**Work request**
Gather all lines in the entries below that include the word "border".

**Material shown**
○ ○ ○

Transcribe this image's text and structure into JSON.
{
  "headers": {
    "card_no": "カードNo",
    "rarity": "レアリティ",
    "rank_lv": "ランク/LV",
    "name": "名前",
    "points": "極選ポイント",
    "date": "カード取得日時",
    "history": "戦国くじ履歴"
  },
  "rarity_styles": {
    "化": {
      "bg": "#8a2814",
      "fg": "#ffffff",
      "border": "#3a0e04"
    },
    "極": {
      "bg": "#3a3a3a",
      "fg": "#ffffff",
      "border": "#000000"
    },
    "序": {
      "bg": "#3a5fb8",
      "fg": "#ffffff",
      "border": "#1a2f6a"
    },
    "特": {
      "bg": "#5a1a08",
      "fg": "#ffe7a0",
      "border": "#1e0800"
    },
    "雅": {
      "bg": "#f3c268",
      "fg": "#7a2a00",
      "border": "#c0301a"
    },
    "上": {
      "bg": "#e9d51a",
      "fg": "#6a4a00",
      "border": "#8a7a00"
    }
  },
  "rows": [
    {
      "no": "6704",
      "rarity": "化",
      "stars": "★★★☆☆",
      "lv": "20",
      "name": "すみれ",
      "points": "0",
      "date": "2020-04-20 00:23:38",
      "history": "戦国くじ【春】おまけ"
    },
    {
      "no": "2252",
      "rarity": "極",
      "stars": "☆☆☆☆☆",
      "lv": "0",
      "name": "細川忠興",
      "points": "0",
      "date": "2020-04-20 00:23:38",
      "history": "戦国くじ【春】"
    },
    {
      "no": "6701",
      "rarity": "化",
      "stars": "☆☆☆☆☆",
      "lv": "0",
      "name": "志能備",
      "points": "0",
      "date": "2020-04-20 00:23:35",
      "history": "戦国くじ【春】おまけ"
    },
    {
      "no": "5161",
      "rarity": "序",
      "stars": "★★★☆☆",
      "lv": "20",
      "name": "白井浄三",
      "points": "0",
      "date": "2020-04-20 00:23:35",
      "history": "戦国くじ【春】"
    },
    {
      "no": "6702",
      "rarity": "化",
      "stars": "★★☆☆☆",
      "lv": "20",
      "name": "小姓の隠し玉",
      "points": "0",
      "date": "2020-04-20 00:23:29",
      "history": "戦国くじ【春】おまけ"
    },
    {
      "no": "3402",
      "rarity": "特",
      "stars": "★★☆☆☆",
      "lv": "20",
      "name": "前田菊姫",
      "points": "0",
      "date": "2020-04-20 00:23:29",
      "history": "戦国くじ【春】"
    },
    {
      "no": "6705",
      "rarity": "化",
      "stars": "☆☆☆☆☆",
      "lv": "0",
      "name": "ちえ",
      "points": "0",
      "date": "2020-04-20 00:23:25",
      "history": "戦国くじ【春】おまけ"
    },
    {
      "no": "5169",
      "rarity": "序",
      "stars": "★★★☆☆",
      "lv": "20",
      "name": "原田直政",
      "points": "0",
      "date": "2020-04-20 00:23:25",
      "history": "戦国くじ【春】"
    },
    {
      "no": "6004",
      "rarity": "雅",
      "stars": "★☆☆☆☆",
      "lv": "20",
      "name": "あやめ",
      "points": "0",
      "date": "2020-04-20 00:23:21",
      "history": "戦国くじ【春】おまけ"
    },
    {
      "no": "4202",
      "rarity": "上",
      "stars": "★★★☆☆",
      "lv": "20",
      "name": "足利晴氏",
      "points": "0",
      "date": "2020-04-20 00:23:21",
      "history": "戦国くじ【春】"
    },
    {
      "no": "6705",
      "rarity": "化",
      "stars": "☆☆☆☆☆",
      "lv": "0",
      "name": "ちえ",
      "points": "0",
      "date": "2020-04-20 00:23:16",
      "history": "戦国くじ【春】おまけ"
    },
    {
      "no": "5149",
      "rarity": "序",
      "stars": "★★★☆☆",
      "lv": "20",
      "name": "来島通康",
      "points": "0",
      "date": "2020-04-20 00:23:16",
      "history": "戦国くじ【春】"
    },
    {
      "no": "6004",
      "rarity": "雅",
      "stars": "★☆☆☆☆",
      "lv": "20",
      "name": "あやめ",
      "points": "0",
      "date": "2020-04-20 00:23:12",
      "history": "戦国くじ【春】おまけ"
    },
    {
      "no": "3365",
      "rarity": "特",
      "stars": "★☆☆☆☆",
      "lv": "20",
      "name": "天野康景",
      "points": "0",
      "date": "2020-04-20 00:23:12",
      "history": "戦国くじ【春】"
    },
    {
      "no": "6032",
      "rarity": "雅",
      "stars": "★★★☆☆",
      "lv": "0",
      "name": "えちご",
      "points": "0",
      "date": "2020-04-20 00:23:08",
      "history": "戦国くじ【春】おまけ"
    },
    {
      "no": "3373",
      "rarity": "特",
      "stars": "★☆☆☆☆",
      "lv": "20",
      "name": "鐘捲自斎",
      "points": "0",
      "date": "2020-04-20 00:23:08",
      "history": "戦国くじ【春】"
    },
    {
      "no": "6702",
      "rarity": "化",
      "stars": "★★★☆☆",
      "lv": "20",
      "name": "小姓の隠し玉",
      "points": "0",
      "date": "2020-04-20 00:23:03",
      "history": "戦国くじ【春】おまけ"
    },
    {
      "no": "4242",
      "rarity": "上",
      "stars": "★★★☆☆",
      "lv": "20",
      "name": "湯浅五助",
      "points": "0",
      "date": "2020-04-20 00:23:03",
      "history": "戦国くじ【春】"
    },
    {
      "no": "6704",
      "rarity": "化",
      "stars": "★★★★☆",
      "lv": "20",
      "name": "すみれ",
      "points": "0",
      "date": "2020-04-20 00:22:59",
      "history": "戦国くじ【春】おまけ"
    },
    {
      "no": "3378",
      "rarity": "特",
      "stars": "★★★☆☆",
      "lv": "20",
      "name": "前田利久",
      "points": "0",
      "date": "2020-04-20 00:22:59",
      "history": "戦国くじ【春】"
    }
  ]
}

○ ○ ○

**Answer section**
      "border": "#3a0e04"
      "border": "#000000"
      "border": "#1a2f6a"
      "border": "#1e0800"
      "border": "#c0301a"
      "border": "#8a7a00"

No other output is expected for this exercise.